I have been sick. I got a sinus infection. I used to get them all the time. I know, lucky me. I hadn't suffered one in a while, so I forgot how “awesome” they were. Because I've been sick I haven't cooked anything all week. I have spent the last week in bed binge-watching Downton Abbey and eating food other people have been kind enough to make for me. I have to admit… I adore Downton Abbey. Adore. I had a very proper British Granny who lived to be 102. She was one of my favorite people and helped shape me in a number of ways. I didn't realize how much influence she had until I had watched a few episodes. I am an old soul apparently, or I have started my granny days already. The Abbey life would have been the life for me!!
My Granny believed that children, for the most part, should be seen and not heard. She ruled her brood of children with an iron apron, but by the time I came around (one of the dozens of great-grandchildren) she had softened up considerably. She was the reason I get writers cramp writing my full name, why I love to bake, send real mail, garden, and the reason I love brewing tea.
I like English country gardens (not abundant in the show, but they always have these amazing floral displays in the abbey), overflowing with flowers, full blooming roses, lily of the valley, bleeding hearts, mums, asters, lily's, crocuses, irises, and so many more. It was her who had the patience to explain to my 5-year-old self all the flower names. My granny used to point out all the different types of flowers and blooms on our daily stroll, often to the mailbox. That's right, I said “mailbox”, a place we would walk to every day to get real mail; letters, not just flyers and bills. We risked severe paper cuts and stamp poisoning sending news and thoughts written on real paper. My great grandmother was my pen pal for years, sending pretty postcards and letters in crowded loopy cursive that only my dad could read. As long as I wrote her back, the mail would come every few weeks, and it was so darn exciting! I would skip home from the post office, letter in hand and wait for Dad to translate. There was no butler to bring me the post on a silver platter, but I received and sent more mail than most kids my age. After a stroll to the post, it was tea time.
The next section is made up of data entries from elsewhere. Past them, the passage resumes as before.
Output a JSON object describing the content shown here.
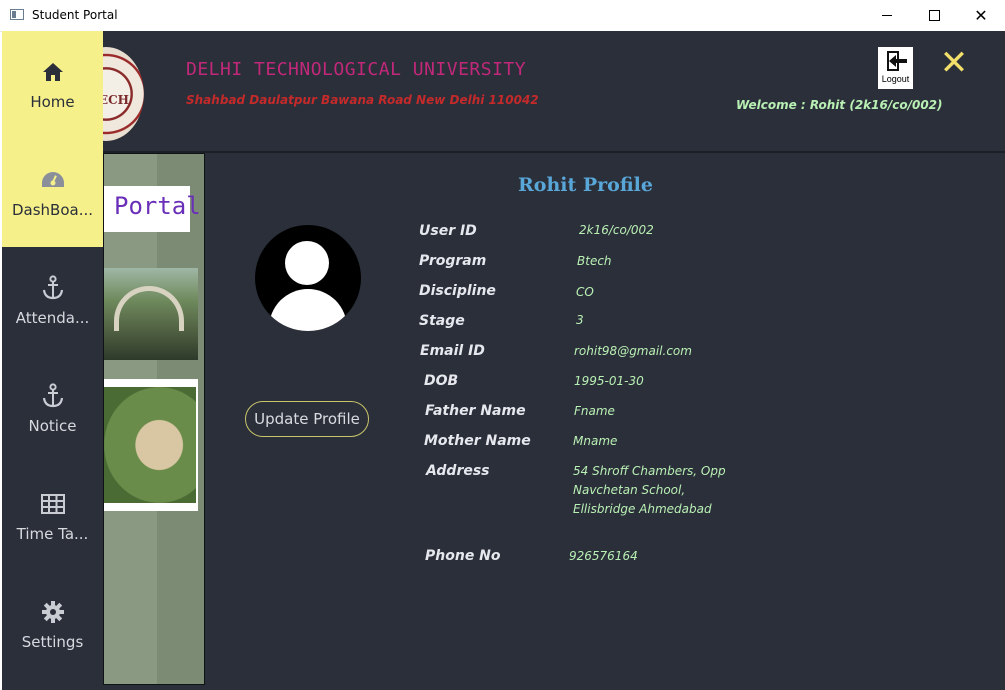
{
  "window": {
    "title": "Student Portal"
  },
  "header": {
    "university": "DELHI TECHNOLOGICAL UNIVERSITY",
    "address": "Shahbad Daulatpur Bawana Road New Delhi 110042",
    "welcome": "Welcome : Rohit (2k16/co/002)",
    "logout_label": "Logout",
    "close_glyph": "✕",
    "seal_text": "TECH"
  },
  "sidebar": {
    "items": [
      {
        "label": "Home",
        "icon": "home-icon"
      },
      {
        "label": "DashBoa...",
        "icon": "dashboard-icon"
      },
      {
        "label": "Attenda...",
        "icon": "anchor-icon"
      },
      {
        "label": "Notice",
        "icon": "anchor-icon"
      },
      {
        "label": "Time Ta...",
        "icon": "table-icon"
      },
      {
        "label": "Settings",
        "icon": "gear-icon"
      }
    ],
    "active_color": "#f5f08a"
  },
  "banner": {
    "portal_text": "Portal"
  },
  "profile": {
    "title": "Rohit Profile",
    "update_button": "Update Profile",
    "fields": [
      {
        "label": "User ID",
        "value": "2k16/co/002"
      },
      {
        "label": "Program",
        "value": "Btech"
      },
      {
        "label": "Discipline",
        "value": "CO"
      },
      {
        "label": "Stage",
        "value": "3"
      },
      {
        "label": "Email ID",
        "value": "rohit98@gmail.com"
      },
      {
        "label": "DOB",
        "value": "1995-01-30"
      },
      {
        "label": "Father Name",
        "value": "Fname"
      },
      {
        "label": "Mother Name",
        "value": "Mname"
      },
      {
        "label": "Address",
        "value_lines": [
          "54  Shroff Chambers, Opp",
          "Navchetan School,",
          "Ellisbridge Ahmedabad"
        ]
      },
      {
        "label": "Phone No",
        "value": "926576164"
      }
    ]
  },
  "colors": {
    "background": "#2b2f3a",
    "title": "#c1287a",
    "address": "#c42a2a",
    "value": "#b9f0b4",
    "profile_title": "#59a7d8",
    "close": "#f3e06a"
  }
}
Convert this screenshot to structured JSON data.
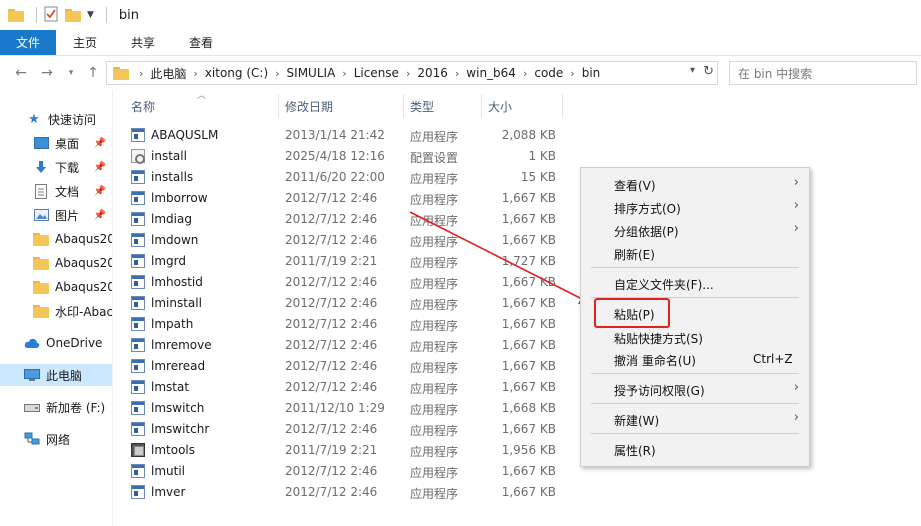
{
  "window": {
    "title": "bin"
  },
  "ribbon": {
    "tabs": [
      "文件",
      "主页",
      "共享",
      "查看"
    ]
  },
  "address": {
    "crumbs": [
      "此电脑",
      "xitong (C:)",
      "SIMULIA",
      "License",
      "2016",
      "win_b64",
      "code",
      "bin"
    ]
  },
  "search": {
    "placeholder": "在 bin 中搜索"
  },
  "navpane": {
    "quick_access": "快速访问",
    "items": [
      {
        "label": "桌面",
        "pinned": true
      },
      {
        "label": "下载",
        "pinned": true
      },
      {
        "label": "文档",
        "pinned": true
      },
      {
        "label": "图片",
        "pinned": true
      },
      {
        "label": "Abaqus20",
        "pinned": false
      },
      {
        "label": "Abaqus20",
        "pinned": false
      },
      {
        "label": "Abaqus20",
        "pinned": false
      },
      {
        "label": "水印-Abac",
        "pinned": false
      }
    ],
    "onedrive": "OneDrive",
    "this_pc": "此电脑",
    "drive": "新加卷 (F:)",
    "network": "网络"
  },
  "columns": {
    "name": "名称",
    "date": "修改日期",
    "type": "类型",
    "size": "大小"
  },
  "files": [
    {
      "name": "ABAQUSLM",
      "date": "2013/1/14 21:42",
      "type": "应用程序",
      "size": "2,088 KB",
      "icon": "exe"
    },
    {
      "name": "install",
      "date": "2025/4/18 12:16",
      "type": "配置设置",
      "size": "1 KB",
      "icon": "ini"
    },
    {
      "name": "installs",
      "date": "2011/6/20 22:00",
      "type": "应用程序",
      "size": "15 KB",
      "icon": "exe"
    },
    {
      "name": "lmborrow",
      "date": "2012/7/12 2:46",
      "type": "应用程序",
      "size": "1,667 KB",
      "icon": "exe"
    },
    {
      "name": "lmdiag",
      "date": "2012/7/12 2:46",
      "type": "应用程序",
      "size": "1,667 KB",
      "icon": "exe"
    },
    {
      "name": "lmdown",
      "date": "2012/7/12 2:46",
      "type": "应用程序",
      "size": "1,667 KB",
      "icon": "exe"
    },
    {
      "name": "lmgrd",
      "date": "2011/7/19 2:21",
      "type": "应用程序",
      "size": "1,727 KB",
      "icon": "exe"
    },
    {
      "name": "lmhostid",
      "date": "2012/7/12 2:46",
      "type": "应用程序",
      "size": "1,667 KB",
      "icon": "exe"
    },
    {
      "name": "lminstall",
      "date": "2012/7/12 2:46",
      "type": "应用程序",
      "size": "1,667 KB",
      "icon": "exe"
    },
    {
      "name": "lmpath",
      "date": "2012/7/12 2:46",
      "type": "应用程序",
      "size": "1,667 KB",
      "icon": "exe"
    },
    {
      "name": "lmremove",
      "date": "2012/7/12 2:46",
      "type": "应用程序",
      "size": "1,667 KB",
      "icon": "exe"
    },
    {
      "name": "lmreread",
      "date": "2012/7/12 2:46",
      "type": "应用程序",
      "size": "1,667 KB",
      "icon": "exe"
    },
    {
      "name": "lmstat",
      "date": "2012/7/12 2:46",
      "type": "应用程序",
      "size": "1,667 KB",
      "icon": "exe"
    },
    {
      "name": "lmswitch",
      "date": "2011/12/10 1:29",
      "type": "应用程序",
      "size": "1,668 KB",
      "icon": "exe"
    },
    {
      "name": "lmswitchr",
      "date": "2012/7/12 2:46",
      "type": "应用程序",
      "size": "1,667 KB",
      "icon": "exe"
    },
    {
      "name": "lmtools",
      "date": "2011/7/19 2:21",
      "type": "应用程序",
      "size": "1,956 KB",
      "icon": "tools"
    },
    {
      "name": "lmutil",
      "date": "2012/7/12 2:46",
      "type": "应用程序",
      "size": "1,667 KB",
      "icon": "exe"
    },
    {
      "name": "lmver",
      "date": "2012/7/12 2:46",
      "type": "应用程序",
      "size": "1,667 KB",
      "icon": "exe"
    }
  ],
  "context_menu": {
    "items": [
      {
        "label": "查看(V)",
        "submenu": true
      },
      {
        "label": "排序方式(O)",
        "submenu": true
      },
      {
        "label": "分组依据(P)",
        "submenu": true
      },
      {
        "label": "刷新(E)"
      },
      {
        "label": "自定义文件夹(F)..."
      },
      {
        "label": "粘贴(P)",
        "highlighted": true
      },
      {
        "label": "粘贴快捷方式(S)"
      },
      {
        "label": "撤消 重命名(U)",
        "shortcut": "Ctrl+Z"
      },
      {
        "label": "授予访问权限(G)",
        "submenu": true
      },
      {
        "label": "新建(W)",
        "submenu": true
      },
      {
        "label": "属性(R)"
      }
    ]
  },
  "colors": {
    "accent": "#1979ca",
    "annotation": "#e0231e",
    "selection": "#cce8ff"
  }
}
She had tea every afternoon. Black tea so strong you could stand a spoon up in it. I looked forward to adding milk and sugar with fine silver teaspoons out of crystal jars onto the fragrant dark liquid. She would watch closely that you didn't fill your cup with sugar, clearing her throat and raising a brow if your sugar spoon was heaped too high. The entire process was a party for me: china teacups with saucers, hand painted flowers on the china, and cookies… there was always cookies. I love cookies.
She explained the process of brewing tea, and if you missed a step, somehow she knew. She always knew. Even long dead I know she is “tsk, tsk-ing” me when I pour hot water over a teabag in a tumbler.
- Tea Cup
- Tea Pot
- Tea Spoon
- Fresh water
- Tea – in a bag or loose with a strainer
- Tea Cozy- or a thick kitchen towel
- Optional: cream and sugar. Or a more paleo: honey and coconut cream or almond milk.
- Fill your kettle with fresh water and put on high heat until water comes to a full rolling boil.
- Pour 1/2 cup boiling water into your teapot and swirl it around a bit. Place your tea cozy or thick towel around your teapot and let it sit while you return your kettle to high heat. Returning your water once again to a rolling boil (unless you are drinking green tea, then you need to stop just short of a boil to avoid cooking the tea leaves).
- Pour the water out of your teapot and put your teabag/loose tea into your teapot, and gently pour your boiling water into the teapot.
- Cover with tea cozy or thick towel and let steep for 3-5 minutes or to your preference.
- Pour into a tea cup, or through a strainer depending on if you have used bags or loose tea. Add sugar if required and stir with your tea spoon.
- Grasp tea cup handle and raise your pinky finger high into the air as you sip from the cup.
- Optional: If adding cream or milk, put it into the cup before pouring in the tea. Why? I don't know, but that is the rule.